WORK TO BE COMPLETED
An exact copy of all entries is required.

(Dataset excerpts)
#####

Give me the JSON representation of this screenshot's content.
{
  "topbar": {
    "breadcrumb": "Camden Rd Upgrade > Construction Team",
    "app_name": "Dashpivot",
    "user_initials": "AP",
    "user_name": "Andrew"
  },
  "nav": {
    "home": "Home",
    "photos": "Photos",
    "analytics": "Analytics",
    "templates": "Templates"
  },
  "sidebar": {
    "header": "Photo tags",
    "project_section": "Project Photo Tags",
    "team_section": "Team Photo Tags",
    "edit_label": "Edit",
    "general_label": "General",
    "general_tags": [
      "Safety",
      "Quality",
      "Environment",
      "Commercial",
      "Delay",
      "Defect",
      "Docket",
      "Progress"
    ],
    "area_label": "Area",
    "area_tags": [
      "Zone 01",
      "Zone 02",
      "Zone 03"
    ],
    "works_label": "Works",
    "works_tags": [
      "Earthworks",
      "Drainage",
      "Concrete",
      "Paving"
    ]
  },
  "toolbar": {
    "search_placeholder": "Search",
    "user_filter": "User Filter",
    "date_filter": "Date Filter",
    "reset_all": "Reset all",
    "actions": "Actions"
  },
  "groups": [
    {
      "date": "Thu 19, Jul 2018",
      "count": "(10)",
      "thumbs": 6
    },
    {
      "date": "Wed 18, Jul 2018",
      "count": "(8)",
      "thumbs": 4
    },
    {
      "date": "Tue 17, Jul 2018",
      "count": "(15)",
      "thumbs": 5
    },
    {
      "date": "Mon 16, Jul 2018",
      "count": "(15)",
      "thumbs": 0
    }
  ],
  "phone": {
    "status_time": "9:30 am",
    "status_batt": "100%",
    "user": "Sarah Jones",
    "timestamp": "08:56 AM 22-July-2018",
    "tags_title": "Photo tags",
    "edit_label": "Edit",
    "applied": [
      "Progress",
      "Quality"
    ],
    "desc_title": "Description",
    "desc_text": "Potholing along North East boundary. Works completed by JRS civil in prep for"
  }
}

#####

TASK RESULT
Give me the JSON representation of this screenshot's content.
{
  "topbar": {
    "breadcrumb": "Camden Rd Upgrade > Construction Team",
    "app_name": "Dashpivot",
    "user_initials": "AP",
    "user_name": "Andrew"
  },
  "nav": {
    "home": "Home",
    "photos": "Photos",
    "analytics": "Analytics",
    "templates": "Templates"
  },
  "sidebar": {
    "header": "Photo tags",
    "project_section": "Project Photo Tags",
    "team_section": "Team Photo Tags",
    "edit_label": "Edit",
    "general_label": "General",
    "general_tags": [
      "Safety",
      "Quality",
      "Environment",
      "Commercial",
      "Delay",
      "Defect",
      "Docket",
      "Progress"
    ],
    "area_label": "Area",
    "area_tags": [
      "Zone 01",
      "Zone 02",
      "Zone 03"
    ],
    "works_label": "Works",
    "works_tags": [
      "Earthworks",
      "Drainage",
      "Concrete",
      "Paving"
    ]
  },
  "toolbar": {
    "search_placeholder": "Search",
    "user_filter": "User Filter",
    "date_filter": "Date Filter",
    "reset_all": "Reset all",
    "actions": "Actions"
  },
  "groups": [
    {
      "date": "Thu 19, Jul 2018",
      "count": "(10)",
      "thumbs": 6
    },
    {
      "date": "Wed 18, Jul 2018",
      "count": "(8)",
      "thumbs": 4
    },
    {
      "date": "Tue 17, Jul 2018",
      "count": "(15)",
      "thumbs": 5
    },
    {
      "date": "Mon 16, Jul 2018",
      "count": "(15)",
      "thumbs": 0
    }
  ],
  "phone": {
    "status_time": "9:30 am",
    "status_batt": "100%",
    "user": "Sarah Jones",
    "timestamp": "08:56 AM 22-July-2018",
    "tags_title": "Photo tags",
    "edit_label": "Edit",
    "applied": [
      "Progress",
      "Quality"
    ],
    "desc_title": "Description",
    "desc_text": "Potholing along North East boundary. Works completed by JRS civil in prep for"
  }
}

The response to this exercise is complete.